Tip #2: Vary your activities

Doing the same thing over and over again only results in overuse injuries. Vary your activities and exercises as much as possible to evenly distribute the load over multiple areas of your body. Repetitive activities results in overuse injuries because the same muscles are continuously working.

Tip #3: Vary your intensity

Exercise doesn’t mean going 100% all the time. It is important to have complete rest days and days where you only go 80, 50 or even 30 percent.

Tip #4: Foam rolling, stretching, and mobility work.

Foam rolling, gentle stretching, and general mobility are great for warming up and increasing blood flow to your muscles.

Tip #5: Treat yourself to a massage.

Massage is a great way to increase blood flow to muscles. It also helps with recovery and relaxation.

These 5 tips are like brushing your teeth for your muscles.

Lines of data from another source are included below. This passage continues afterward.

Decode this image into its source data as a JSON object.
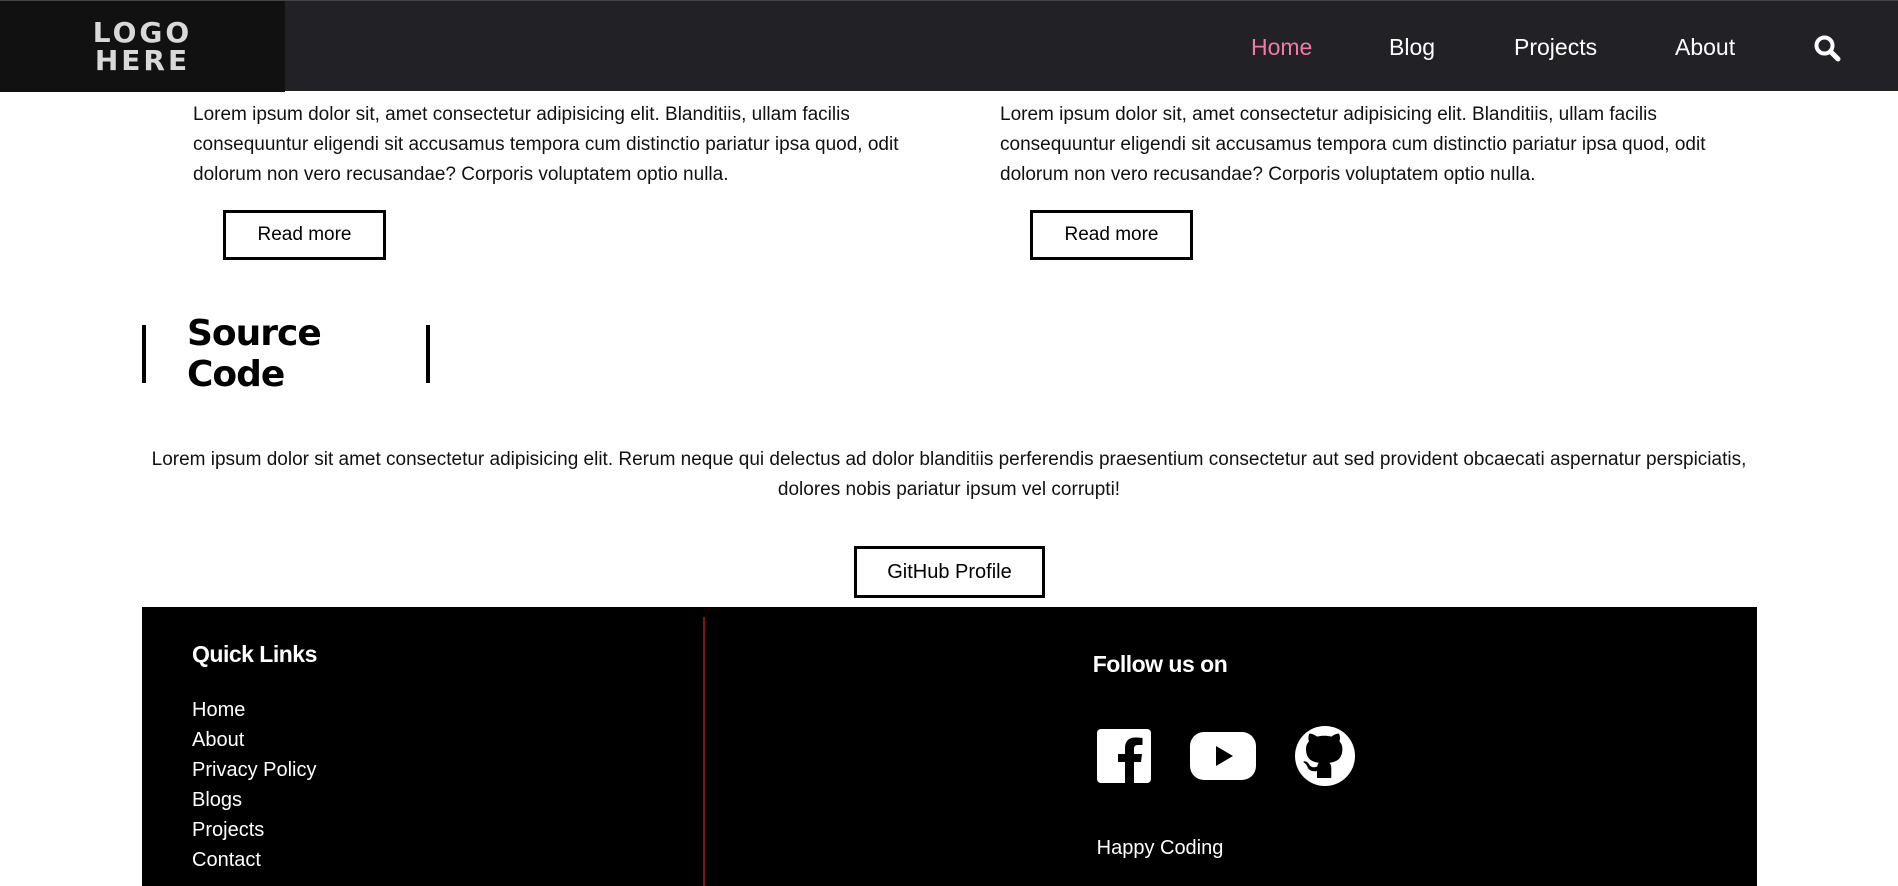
{
  "header": {
    "logo_line1": "LOGO",
    "logo_line2": "HERE",
    "nav": [
      {
        "label": "Home",
        "active": true
      },
      {
        "label": "Blog",
        "active": false
      },
      {
        "label": "Projects",
        "active": false
      },
      {
        "label": "About",
        "active": false
      }
    ],
    "search_icon": "search-icon",
    "accent_color": "#f27aa5"
  },
  "posts": [
    {
      "text": "Lorem ipsum dolor sit, amet consectetur adipisicing elit. Blanditiis, ullam facilis consequuntur eligendi sit accusamus tempora cum distinctio pariatur ipsa quod, odit dolorum non vero recusandae? Corporis voluptatem optio nulla.",
      "button": "Read more"
    },
    {
      "text": "Lorem ipsum dolor sit, amet consectetur adipisicing elit. Blanditiis, ullam facilis consequuntur eligendi sit accusamus tempora cum distinctio pariatur ipsa quod, odit dolorum non vero recusandae? Corporis voluptatem optio nulla.",
      "button": "Read more"
    }
  ],
  "source_code": {
    "title": "Source Code",
    "description": "Lorem ipsum dolor sit amet consectetur adipisicing elit. Rerum neque qui delectus ad dolor blanditiis perferendis praesentium consectetur aut sed provident obcaecati aspernatur perspiciatis, dolores nobis pariatur ipsum vel corrupti!",
    "button": "GitHub Profile"
  },
  "footer": {
    "quick_links_title": "Quick Links",
    "quick_links": [
      "Home",
      "About",
      "Privacy Policy",
      "Blogs",
      "Projects",
      "Contact"
    ],
    "follow_title": "Follow us on",
    "social_icons": [
      "facebook-icon",
      "youtube-icon",
      "github-icon"
    ],
    "tagline": "Happy Coding",
    "divider_color": "#8b1010"
  }
}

However they are only useful if you don’t have pain. If you have pain in a tooth, brushing and flossing will not make it go away. Instead you visit your dentist so they can figure out why your tooth hurts. If you have muscle or joint pain, you shouldn’t foam roll and stretch. The first step is getting the appropriate diagnosis and treatment. If you are experiencing pain, call Muscle and Joint Chiropractic. We will take the time to diagnosis your problem and provide you with the appropriate treatment. Time is not on your side when it comes to pain. Continuing to ignore/cover up the pain can result in permanent damage like tearing and degeneration.

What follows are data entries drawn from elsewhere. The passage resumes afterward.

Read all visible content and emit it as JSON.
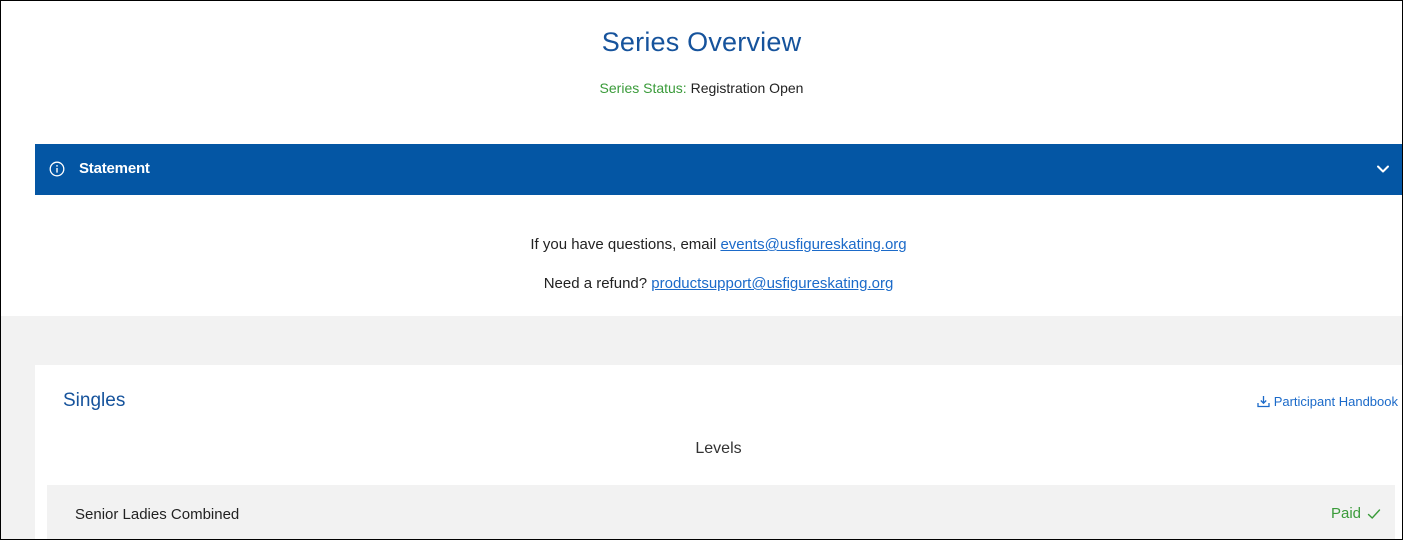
{
  "header": {
    "title": "Series Overview",
    "status_label": "Series Status:",
    "status_value": "Registration Open"
  },
  "statement": {
    "label": "Statement",
    "icon": "info-icon",
    "toggle_icon": "chevron-down-icon"
  },
  "contacts": {
    "questions_text": "If you have questions, email",
    "questions_email": "events@usfigureskating.org",
    "refund_text": "Need a refund?",
    "refund_email": "productsupport@usfigureskating.org"
  },
  "singles": {
    "title": "Singles",
    "handbook_label": "Participant Handbook",
    "handbook_icon": "download-icon",
    "levels_heading": "Levels",
    "levels": [
      {
        "name": "Senior Ladies Combined",
        "status": "Paid",
        "status_icon": "check-icon"
      }
    ]
  },
  "colors": {
    "accent_blue": "#0456a4",
    "title_blue": "#16539c",
    "link_blue": "#1b6ac9",
    "status_green": "#3a9b3a",
    "grey_bg": "#f2f2f2"
  }
}
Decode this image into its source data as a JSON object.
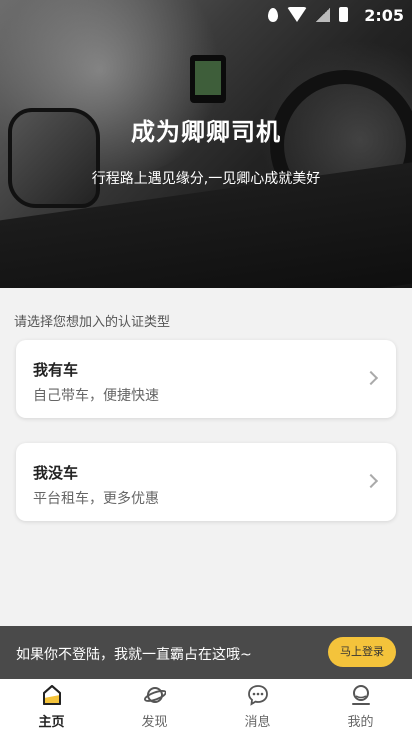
{
  "status": {
    "time": "2:05"
  },
  "hero": {
    "title": "成为卿卿司机",
    "subtitle": "行程路上遇见缘分,一见卿心成就美好"
  },
  "hint": "请选择您想加入的认证类型",
  "cards": [
    {
      "title": "我有车",
      "desc": "自己带车，便捷快速"
    },
    {
      "title": "我没车",
      "desc": "平台租车，更多优惠"
    }
  ],
  "login_bar": {
    "message": "如果你不登陆，我就一直霸占在这哦~",
    "button": "马上登录"
  },
  "tabs": [
    {
      "label": "主页",
      "icon": "home-icon",
      "active": true
    },
    {
      "label": "发现",
      "icon": "planet-icon",
      "active": false
    },
    {
      "label": "消息",
      "icon": "chat-icon",
      "active": false
    },
    {
      "label": "我的",
      "icon": "profile-icon",
      "active": false
    }
  ],
  "colors": {
    "accent": "#f4c33b"
  }
}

Concepts from integrativediagnosis.com, used with permission.

Top 5 Foam Rolling Mistakes

1. Only foam rolling AFTER exercise.

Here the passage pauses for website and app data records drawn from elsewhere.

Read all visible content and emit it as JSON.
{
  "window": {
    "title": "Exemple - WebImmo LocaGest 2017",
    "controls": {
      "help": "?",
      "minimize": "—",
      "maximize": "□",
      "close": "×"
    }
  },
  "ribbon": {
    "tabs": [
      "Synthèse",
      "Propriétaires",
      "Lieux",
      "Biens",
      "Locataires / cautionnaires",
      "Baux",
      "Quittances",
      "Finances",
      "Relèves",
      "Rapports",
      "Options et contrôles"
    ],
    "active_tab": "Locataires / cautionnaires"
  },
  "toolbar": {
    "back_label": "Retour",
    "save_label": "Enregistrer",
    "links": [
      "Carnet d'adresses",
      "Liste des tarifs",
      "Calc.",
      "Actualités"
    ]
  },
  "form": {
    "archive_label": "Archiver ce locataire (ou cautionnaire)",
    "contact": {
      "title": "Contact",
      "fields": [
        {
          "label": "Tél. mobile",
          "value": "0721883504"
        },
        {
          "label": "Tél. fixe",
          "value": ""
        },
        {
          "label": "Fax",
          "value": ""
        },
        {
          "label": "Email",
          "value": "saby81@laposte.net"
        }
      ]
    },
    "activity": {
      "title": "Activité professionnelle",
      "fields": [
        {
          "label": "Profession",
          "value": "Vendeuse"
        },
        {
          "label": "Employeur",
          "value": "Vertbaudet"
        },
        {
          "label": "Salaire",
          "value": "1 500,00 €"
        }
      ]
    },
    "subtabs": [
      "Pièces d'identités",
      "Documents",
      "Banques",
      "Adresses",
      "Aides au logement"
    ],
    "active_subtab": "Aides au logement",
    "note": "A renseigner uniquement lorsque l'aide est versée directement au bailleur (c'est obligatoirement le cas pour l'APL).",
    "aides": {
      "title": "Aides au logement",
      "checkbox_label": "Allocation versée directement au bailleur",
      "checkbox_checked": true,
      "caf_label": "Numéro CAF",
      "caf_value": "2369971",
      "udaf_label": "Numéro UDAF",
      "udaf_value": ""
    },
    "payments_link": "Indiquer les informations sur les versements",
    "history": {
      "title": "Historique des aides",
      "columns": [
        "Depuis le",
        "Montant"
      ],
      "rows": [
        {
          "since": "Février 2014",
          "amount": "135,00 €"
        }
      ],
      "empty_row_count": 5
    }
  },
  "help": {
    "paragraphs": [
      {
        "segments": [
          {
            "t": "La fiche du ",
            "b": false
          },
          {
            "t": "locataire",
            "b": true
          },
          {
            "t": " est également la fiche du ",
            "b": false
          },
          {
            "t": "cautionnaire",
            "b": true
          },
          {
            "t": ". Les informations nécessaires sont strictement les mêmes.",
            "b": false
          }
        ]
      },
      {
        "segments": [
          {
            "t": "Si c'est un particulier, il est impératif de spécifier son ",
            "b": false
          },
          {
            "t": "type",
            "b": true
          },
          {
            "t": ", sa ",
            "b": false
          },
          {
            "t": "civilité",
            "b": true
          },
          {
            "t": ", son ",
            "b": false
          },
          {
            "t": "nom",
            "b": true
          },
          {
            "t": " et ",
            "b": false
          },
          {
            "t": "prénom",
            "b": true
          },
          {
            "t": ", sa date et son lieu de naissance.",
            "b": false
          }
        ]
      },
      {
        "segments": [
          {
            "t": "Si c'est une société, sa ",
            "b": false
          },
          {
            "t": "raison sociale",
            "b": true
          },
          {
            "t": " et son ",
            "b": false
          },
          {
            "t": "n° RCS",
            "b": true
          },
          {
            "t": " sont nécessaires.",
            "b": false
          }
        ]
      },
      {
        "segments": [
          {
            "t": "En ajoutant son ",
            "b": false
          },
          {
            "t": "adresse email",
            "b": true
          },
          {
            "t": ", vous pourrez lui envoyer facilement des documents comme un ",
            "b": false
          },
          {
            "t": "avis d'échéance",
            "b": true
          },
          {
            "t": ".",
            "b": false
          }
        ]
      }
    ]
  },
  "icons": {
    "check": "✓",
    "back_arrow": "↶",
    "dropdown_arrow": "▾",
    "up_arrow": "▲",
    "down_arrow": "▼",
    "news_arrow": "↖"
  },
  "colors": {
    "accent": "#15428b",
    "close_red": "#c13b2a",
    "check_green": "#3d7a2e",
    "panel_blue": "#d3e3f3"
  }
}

Foam rolling is a great way to warm up your body BEFORE exercise.  Foam rolling followed by a quick dynamic warm-up is a great way to prepare your body for movement. To learn how to foam roll and perform a dynamic warm-up click the following link: The 6 Characteristics of a Good Dynamic Warm-up by Eric Cressey. 

2. Rolling over the greater trochanter.

The greater trochanter is a bony prominence of the femur.  If you google it, you can see pictures of it.  If you run your hand down the side of your thigh, you will feel a bony bump at the top.  When you are rolling the side of your leg avoid rolling over that bump.  It can irritate the bursa that is over top of it.

3. Hyperextending low back.

The foam roller is a great way to mobilize your mid back (thoracic spine) into extension.  If you go to the 1:35 mark in the following video (Foam rolling Series) you can see how to perform this.  You will notice that he doesn’t go near the low back (lumbar spine) when performing this movement.  The low back and mid back work differently and hyperextending the low back can irritate it.

4. Using the foam roller on every muscle.

The foam roller works great for most muscles but it doesn’t work that great in the calf area. Try using a massage stick (The stick) instead.  Make sure the calf is relaxed in order to get the deep calf muscles as well.  Sit down lifting your knee straight toward the ceiling let your foot relax so it points toward the floor and relax as much as possible as you roll/massage your leg.

5. Using the foam roller to treat pain.

Foam rolling shouldn’t be used to treat pain. Foam rolling may reduce or eliminate your pain temporarily but ultimately it only delays you from getting the proper treatment.  Proper treatment involves removing adhesion, which the foam roller cannot do. To learn more about this topic click the following link: Can foam rolling remove adhesion?

If you are experiencing pain or have any questions regarding your pain, please click the button below.